> _Work required_:
All entries below must be retyped exactly, though pictures are to be skipped.

Start of Records for the exercise

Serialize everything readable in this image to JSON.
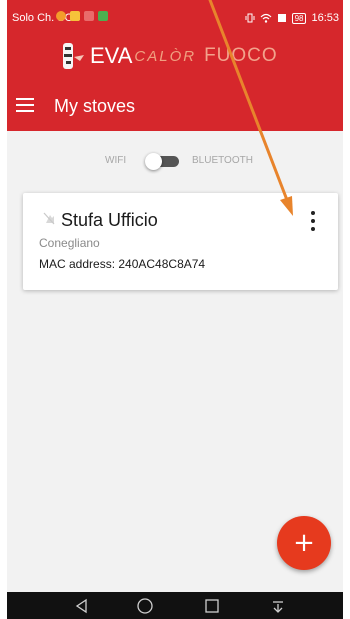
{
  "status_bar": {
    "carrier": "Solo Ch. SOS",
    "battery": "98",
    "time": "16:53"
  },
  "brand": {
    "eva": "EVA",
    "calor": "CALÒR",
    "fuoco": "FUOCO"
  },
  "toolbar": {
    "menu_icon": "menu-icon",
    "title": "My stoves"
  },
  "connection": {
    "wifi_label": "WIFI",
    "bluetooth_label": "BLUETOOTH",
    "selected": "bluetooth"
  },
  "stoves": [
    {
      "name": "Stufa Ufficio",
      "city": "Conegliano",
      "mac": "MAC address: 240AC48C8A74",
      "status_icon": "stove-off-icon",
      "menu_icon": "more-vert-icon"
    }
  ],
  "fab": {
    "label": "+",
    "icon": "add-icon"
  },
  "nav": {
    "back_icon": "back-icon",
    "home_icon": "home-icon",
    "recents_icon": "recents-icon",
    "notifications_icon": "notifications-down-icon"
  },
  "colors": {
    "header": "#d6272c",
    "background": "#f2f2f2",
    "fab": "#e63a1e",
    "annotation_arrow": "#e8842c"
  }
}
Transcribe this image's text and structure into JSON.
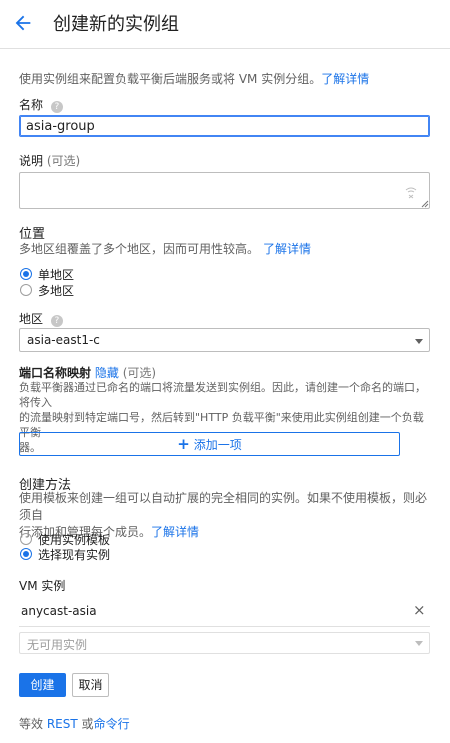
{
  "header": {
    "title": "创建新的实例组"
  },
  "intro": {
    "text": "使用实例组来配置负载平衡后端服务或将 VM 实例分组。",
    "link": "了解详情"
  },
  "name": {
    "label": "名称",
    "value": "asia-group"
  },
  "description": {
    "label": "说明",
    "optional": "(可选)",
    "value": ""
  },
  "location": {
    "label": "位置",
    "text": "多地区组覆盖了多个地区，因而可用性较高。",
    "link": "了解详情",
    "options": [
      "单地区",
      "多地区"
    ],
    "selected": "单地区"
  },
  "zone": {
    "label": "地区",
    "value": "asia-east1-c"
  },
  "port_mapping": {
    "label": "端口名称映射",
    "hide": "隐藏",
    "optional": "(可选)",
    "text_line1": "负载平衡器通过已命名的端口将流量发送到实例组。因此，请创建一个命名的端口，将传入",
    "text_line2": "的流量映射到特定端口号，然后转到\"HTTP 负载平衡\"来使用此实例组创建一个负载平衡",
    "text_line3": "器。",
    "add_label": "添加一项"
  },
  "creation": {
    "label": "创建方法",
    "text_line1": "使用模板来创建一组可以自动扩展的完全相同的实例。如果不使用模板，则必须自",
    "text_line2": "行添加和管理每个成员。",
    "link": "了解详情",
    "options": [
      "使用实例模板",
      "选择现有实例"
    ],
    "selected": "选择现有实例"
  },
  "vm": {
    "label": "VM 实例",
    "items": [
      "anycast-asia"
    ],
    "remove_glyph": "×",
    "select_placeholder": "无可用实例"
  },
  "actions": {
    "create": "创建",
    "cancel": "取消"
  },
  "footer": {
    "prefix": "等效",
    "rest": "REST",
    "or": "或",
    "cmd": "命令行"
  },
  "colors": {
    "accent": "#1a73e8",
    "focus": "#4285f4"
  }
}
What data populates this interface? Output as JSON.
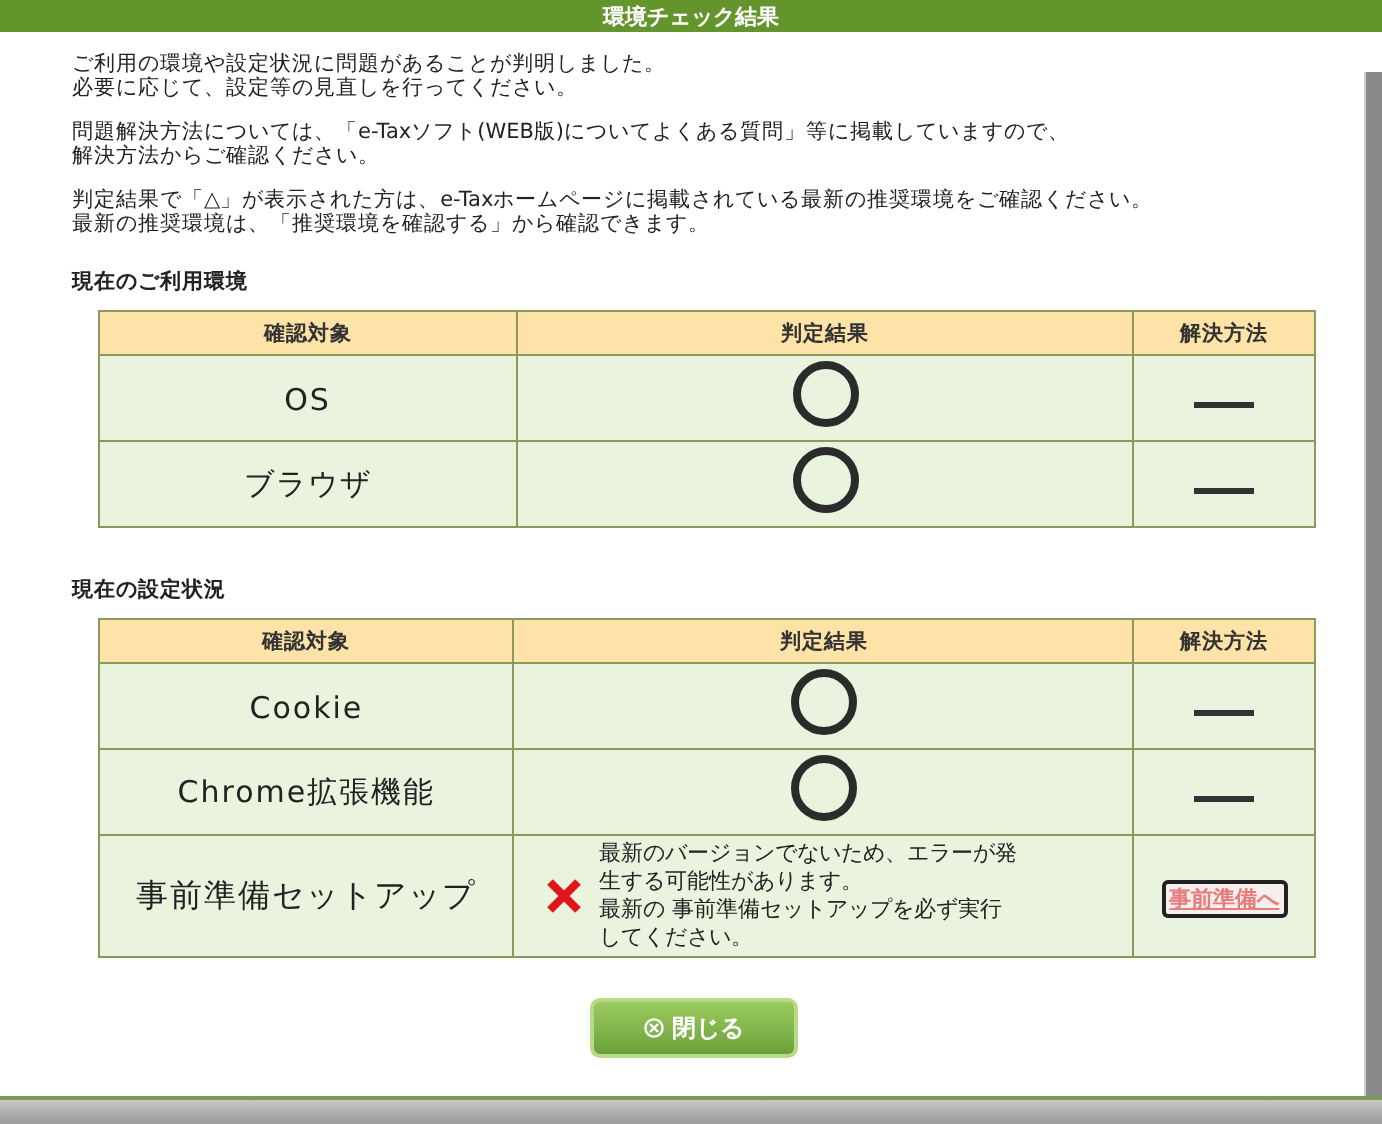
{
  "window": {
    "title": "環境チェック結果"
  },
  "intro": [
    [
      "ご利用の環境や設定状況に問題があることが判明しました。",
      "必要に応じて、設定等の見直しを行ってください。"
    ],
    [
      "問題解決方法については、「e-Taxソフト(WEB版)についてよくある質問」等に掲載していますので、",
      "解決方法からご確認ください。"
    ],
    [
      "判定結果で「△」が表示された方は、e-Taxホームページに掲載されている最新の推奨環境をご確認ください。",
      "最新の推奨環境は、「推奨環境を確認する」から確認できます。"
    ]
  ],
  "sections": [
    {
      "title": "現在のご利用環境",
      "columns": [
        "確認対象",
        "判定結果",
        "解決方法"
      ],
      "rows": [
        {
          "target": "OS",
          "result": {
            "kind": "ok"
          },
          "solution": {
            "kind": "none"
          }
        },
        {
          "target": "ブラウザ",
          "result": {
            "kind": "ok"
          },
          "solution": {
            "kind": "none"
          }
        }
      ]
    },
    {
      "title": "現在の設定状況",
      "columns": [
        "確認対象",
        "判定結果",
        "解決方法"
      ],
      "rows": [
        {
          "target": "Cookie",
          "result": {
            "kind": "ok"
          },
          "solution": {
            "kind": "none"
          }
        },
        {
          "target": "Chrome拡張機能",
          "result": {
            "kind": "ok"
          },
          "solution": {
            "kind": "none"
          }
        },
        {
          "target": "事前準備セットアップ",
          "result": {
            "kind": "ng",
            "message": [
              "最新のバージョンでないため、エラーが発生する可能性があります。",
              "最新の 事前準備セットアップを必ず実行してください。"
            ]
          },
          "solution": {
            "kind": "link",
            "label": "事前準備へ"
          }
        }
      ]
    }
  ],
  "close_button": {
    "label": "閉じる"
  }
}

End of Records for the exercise

> _Solution to the exercise_:
Serialize everything readable in this image to JSON.
{
  "status_bar": {
    "carrier": "Solo Ch. SOS",
    "battery": "98",
    "time": "16:53"
  },
  "brand": {
    "eva": "EVA",
    "calor": "CALÒR",
    "fuoco": "FUOCO"
  },
  "toolbar": {
    "menu_icon": "menu-icon",
    "title": "My stoves"
  },
  "connection": {
    "wifi_label": "WIFI",
    "bluetooth_label": "BLUETOOTH",
    "selected": "bluetooth"
  },
  "stoves": [
    {
      "name": "Stufa Ufficio",
      "city": "Conegliano",
      "mac": "MAC address: 240AC48C8A74",
      "status_icon": "stove-off-icon",
      "menu_icon": "more-vert-icon"
    }
  ],
  "fab": {
    "label": "+",
    "icon": "add-icon"
  },
  "nav": {
    "back_icon": "back-icon",
    "home_icon": "home-icon",
    "recents_icon": "recents-icon",
    "notifications_icon": "notifications-down-icon"
  },
  "colors": {
    "header": "#d6272c",
    "background": "#f2f2f2",
    "fab": "#e63a1e",
    "annotation_arrow": "#e8842c"
  }
}
Transcribe this image's text and structure into JSON.
{
  "header": {
    "title": "创建新的实例组"
  },
  "intro": {
    "text": "使用实例组来配置负载平衡后端服务或将 VM 实例分组。",
    "link": "了解详情"
  },
  "name": {
    "label": "名称",
    "value": "asia-group"
  },
  "description": {
    "label": "说明",
    "optional": "(可选)",
    "value": ""
  },
  "location": {
    "label": "位置",
    "text": "多地区组覆盖了多个地区，因而可用性较高。",
    "link": "了解详情",
    "options": [
      "单地区",
      "多地区"
    ],
    "selected": "单地区"
  },
  "zone": {
    "label": "地区",
    "value": "asia-east1-c"
  },
  "port_mapping": {
    "label": "端口名称映射",
    "hide": "隐藏",
    "optional": "(可选)",
    "text_line1": "负载平衡器通过已命名的端口将流量发送到实例组。因此，请创建一个命名的端口，将传入",
    "text_line2": "的流量映射到特定端口号，然后转到\"HTTP 负载平衡\"来使用此实例组创建一个负载平衡",
    "text_line3": "器。",
    "add_label": "添加一项"
  },
  "creation": {
    "label": "创建方法",
    "text_line1": "使用模板来创建一组可以自动扩展的完全相同的实例。如果不使用模板，则必须自",
    "text_line2": "行添加和管理每个成员。",
    "link": "了解详情",
    "options": [
      "使用实例模板",
      "选择现有实例"
    ],
    "selected": "选择现有实例"
  },
  "vm": {
    "label": "VM 实例",
    "items": [
      "anycast-asia"
    ],
    "remove_glyph": "×",
    "select_placeholder": "无可用实例"
  },
  "actions": {
    "create": "创建",
    "cancel": "取消"
  },
  "footer": {
    "prefix": "等效",
    "rest": "REST",
    "or": "或",
    "cmd": "命令行"
  },
  "colors": {
    "accent": "#1a73e8",
    "focus": "#4285f4"
  }
}
What data populates this interface? Output as JSON.
{
  "window": {
    "title": "環境チェック結果"
  },
  "intro": [
    [
      "ご利用の環境や設定状況に問題があることが判明しました。",
      "必要に応じて、設定等の見直しを行ってください。"
    ],
    [
      "問題解決方法については、「e-Taxソフト(WEB版)についてよくある質問」等に掲載していますので、",
      "解決方法からご確認ください。"
    ],
    [
      "判定結果で「△」が表示された方は、e-Taxホームページに掲載されている最新の推奨環境をご確認ください。",
      "最新の推奨環境は、「推奨環境を確認する」から確認できます。"
    ]
  ],
  "sections": [
    {
      "title": "現在のご利用環境",
      "columns": [
        "確認対象",
        "判定結果",
        "解決方法"
      ],
      "rows": [
        {
          "target": "OS",
          "result": {
            "kind": "ok"
          },
          "solution": {
            "kind": "none"
          }
        },
        {
          "target": "ブラウザ",
          "result": {
            "kind": "ok"
          },
          "solution": {
            "kind": "none"
          }
        }
      ]
    },
    {
      "title": "現在の設定状況",
      "columns": [
        "確認対象",
        "判定結果",
        "解決方法"
      ],
      "rows": [
        {
          "target": "Cookie",
          "result": {
            "kind": "ok"
          },
          "solution": {
            "kind": "none"
          }
        },
        {
          "target": "Chrome拡張機能",
          "result": {
            "kind": "ok"
          },
          "solution": {
            "kind": "none"
          }
        },
        {
          "target": "事前準備セットアップ",
          "result": {
            "kind": "ng",
            "message": [
              "最新のバージョンでないため、エラーが発生する可能性があります。",
              "最新の 事前準備セットアップを必ず実行してください。"
            ]
          },
          "solution": {
            "kind": "link",
            "label": "事前準備へ"
          }
        }
      ]
    }
  ],
  "close_button": {
    "label": "閉じる"
  }
}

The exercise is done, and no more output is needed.